=== Action item ===
Gather the lines below that include the string "icon", copying each in full.

(Data records for software interfaces)
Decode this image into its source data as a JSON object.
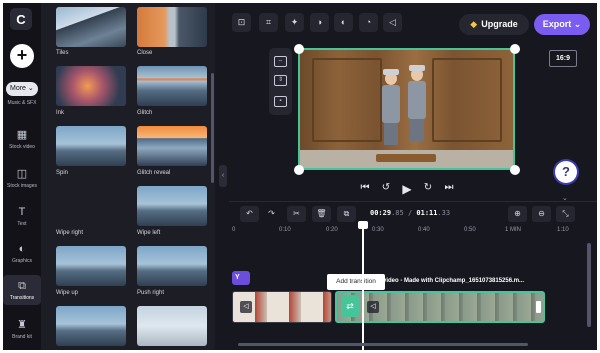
{
  "rail": {
    "logo": "C",
    "more": "More ⌄",
    "items": [
      {
        "label": "Music & SFX",
        "icon": "music-icon"
      },
      {
        "label": "Stock video",
        "icon": "film-icon"
      },
      {
        "label": "Stock images",
        "icon": "image-icon"
      },
      {
        "label": "Text",
        "icon": "text-icon"
      },
      {
        "label": "Graphics",
        "icon": "shapes-icon"
      },
      {
        "label": "Transitions",
        "icon": "transitions-icon"
      },
      {
        "label": "Brand kit",
        "icon": "brand-icon"
      }
    ]
  },
  "transitions": [
    {
      "label": "Tiles"
    },
    {
      "label": "Close"
    },
    {
      "label": "Ink"
    },
    {
      "label": "Glitch"
    },
    {
      "label": "Spin"
    },
    {
      "label": "Glitch reveal"
    },
    {
      "label": "Wipe right"
    },
    {
      "label": "Wipe left"
    },
    {
      "label": "Wipe up"
    },
    {
      "label": "Push right"
    }
  ],
  "header": {
    "upgrade": "Upgrade",
    "export": "Export",
    "aspect_ratio": "16:9"
  },
  "timeline": {
    "current_time": "00:29",
    "current_frac": ".85",
    "separator": " / ",
    "total_time": "01:11",
    "total_frac": ".33",
    "ruler": [
      "0",
      "0:10",
      "0:20",
      "0:30",
      "0:40",
      "0:50",
      "1 MIN",
      "1:10"
    ],
    "caption_chip": "Y",
    "clip_title": "video - Made with Clipchamp_1651073815256.m...",
    "tooltip": "Add transition"
  },
  "help_label": "?"
}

=== Solution below ===
        "icon": "music-icon"
        "icon": "film-icon"
        "icon": "image-icon"
        "icon": "text-icon"
        "icon": "shapes-icon"
        "icon": "transitions-icon"
        "icon": "brand-icon"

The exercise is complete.